# Which species dissociate completely in ionic equations?

I am tasked with writing a molecular equation, an overall ionic equation, and a net ionic equation for the reaction between an aqueous solution of phosphoric acid, $\ce{H3PO4{(aq)}}$ and an aqueous solution of sodium hydroxide. The products are sodium phosphate and water.

I have already figured out the balanced molecular equation of the following:

$$\ce{H3PO4 {(aq)} + 3 NaOH {(aq)} -> Na3PO4 {(aq)} + 3 H2O {(l)}}$$

However, I am uncertain how to write the proper ionic equations. I know that the ions are separated, but how do you format this properly when writing with multiple molecules. If this is based on the disassociation of the chemicals, how do you determine which ions disassociate?

I have arrived at:

$$\ce{3H+ {(aq)} + PO4^3- {(aq)} + 3 Na+ {(aq)} + 3 OH- -> 3 Na+ {(aq)} + 3 H2O {(l)} + PO4^3- {(aq)}}$$

However, I still do not know why this is the best answer. Why does the $\ce{NaOH}$ show separated in the equation while the $\ce{PO4}$ does not? How would you know which ones separate by simply looking at the problem?

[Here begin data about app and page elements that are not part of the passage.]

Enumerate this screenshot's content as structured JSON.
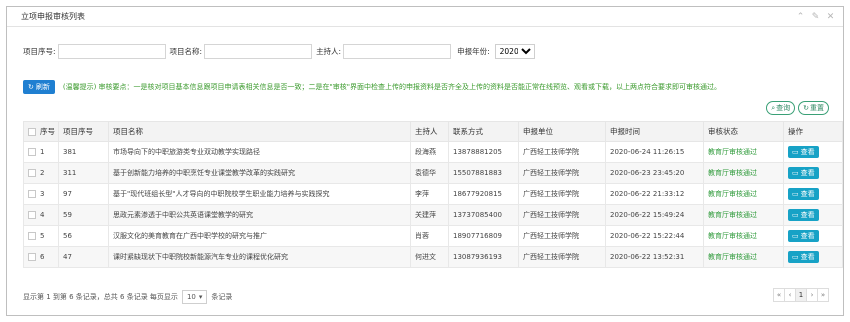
{
  "panel": {
    "title": "立项申报审核列表"
  },
  "search": {
    "project_no_label": "项目序号:",
    "project_no_value": "",
    "project_name_label": "项目名称:",
    "project_name_value": "",
    "host_label": "主持人:",
    "host_value": "",
    "year_label": "申报年份:",
    "year_value": "2020"
  },
  "toolbar": {
    "refresh_label": "刷新",
    "notice": "(温馨提示) 审核要点：一是核对项目基本信息跟项目申请表相关信息是否一致；二是在\"审核\"界面中检查上传的申报资料是否齐全及上传的资料是否能正常在线预览、观看或下载，以上两点符合要求即可审核通过。",
    "query_label": "查询",
    "reset_label": "重置"
  },
  "table": {
    "headers": [
      "序号",
      "项目序号",
      "项目名称",
      "主持人",
      "联系方式",
      "申报单位",
      "申报时间",
      "审核状态",
      "操作"
    ],
    "rows": [
      {
        "idx": "1",
        "no": "381",
        "name": "市场导向下的中职旅游类专业双动教学实现路径",
        "host": "段海燕",
        "phone": "13878881205",
        "unit": "广西轻工技师学院",
        "time": "2020-06-24 11:26:15",
        "status": "教育厅审核通过",
        "action": "查看"
      },
      {
        "idx": "2",
        "no": "311",
        "name": "基于创新能力培养的中职烹饪专业课堂教学改革的实践研究",
        "host": "袁德华",
        "phone": "15507881883",
        "unit": "广西轻工技师学院",
        "time": "2020-06-23 23:45:20",
        "status": "教育厅审核通过",
        "action": "查看"
      },
      {
        "idx": "3",
        "no": "97",
        "name": "基于\"现代班组长型\"人才导向的中职院校学生职业能力培养与实践探究",
        "host": "李萍",
        "phone": "18677920815",
        "unit": "广西轻工技师学院",
        "time": "2020-06-22 21:33:12",
        "status": "教育厅审核通过",
        "action": "查看"
      },
      {
        "idx": "4",
        "no": "59",
        "name": "思政元素渗透于中职公共英语课堂教学的研究",
        "host": "关建萍",
        "phone": "13737085400",
        "unit": "广西轻工技师学院",
        "time": "2020-06-22 15:49:24",
        "status": "教育厅审核通过",
        "action": "查看"
      },
      {
        "idx": "5",
        "no": "56",
        "name": "汉服文化的美育教育在广西中职学校的研究与推广",
        "host": "肖蓉",
        "phone": "18907716809",
        "unit": "广西轻工技师学院",
        "time": "2020-06-22 15:22:44",
        "status": "教育厅审核通过",
        "action": "查看"
      },
      {
        "idx": "6",
        "no": "47",
        "name": "课时紧缺现状下中职院校新能源汽车专业的课程优化研究",
        "host": "何进文",
        "phone": "13087936193",
        "unit": "广西轻工技师学院",
        "time": "2020-06-22 13:52:31",
        "status": "教育厅审核通过",
        "action": "查看"
      }
    ]
  },
  "footer": {
    "summary": "显示第 1 到第 6 条记录，总共 6 条记录 每页显示",
    "page_size": "10",
    "unit": "条记录"
  },
  "pager": {
    "first": "«",
    "prev": "‹",
    "current": "1",
    "next": "›",
    "last": "»"
  },
  "icons": {
    "window_tools": [
      "chevron-up-icon",
      "wrench-icon",
      "close-icon"
    ],
    "refresh": "refresh-icon",
    "query": "search-icon",
    "reset": "reset-icon",
    "view": "folder-icon"
  },
  "colors": {
    "primary": "#1f7fd1",
    "notice": "#3a9a2c",
    "status": "#2e9a3a",
    "view_button": "#17a2c6"
  }
}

• Okay, I think I might somewhat understand it now. The difference is whether something is a strong acid or a weak acid. A strong acid will disassociate completely, therefore, it will be split apart completely within the equation. Other items, including weak acids, will not be split. Please let me know if my reasoning is off on this. – Jonathan Hickman Sep 29 '12 at 15:52

The second equation you’ve given appears to be the right overall ionic equation. Phosphate is a weak acid, $\ce{NaOH}$ is a strong base. We expect NaOH to dissociate at any pH, where the speciation of phosphate ($\ce{H3PO4}$, $\ce{H2PO4-}$, $\ce{HPO4^2-}$, and $\ce{PO4^3-}$) depends on pH.

A “net ionic equation” doesn’t include spectator ions. Spectator ions exist on both sides of the arrow and can be “canceled like” (think as in algebra). For any acid base reaction, it’s really easy to remember!

$$\ce{H+ {(aq)} + OH- {(aq)} <=> H2O {(l)}}$$

Lastly don’t forget the state: $\ce{OH {(aq)}-}$. I was taught to right them as subscripts, but I’ve seen then as regular text too: $\ce{OH- (aq)}$.

• If phosphate is a weak acid, it should not disassociate completely, right? So, the H3PO4 should stay together I would think. If that is the case, then should I really be breaking down the ionic equation as follows: $3HPO_4(aq)+3Na^+(aq)+3OH^-(aq) \longrightarrow 3Na^+(aq) + 3H_2O(l)+PO_4^{3-}(aq)$? – Jonathan Hickman Oct 6 '12 at 16:37

Firstly what you have here is an acid base problem. The way you can tell when you have an acid base problem is when your aqueous reactants produce water.

Secondly you know that anything with an (aq) subscript are ions in solution. AKA they are telling you which molecules are disassociated in water.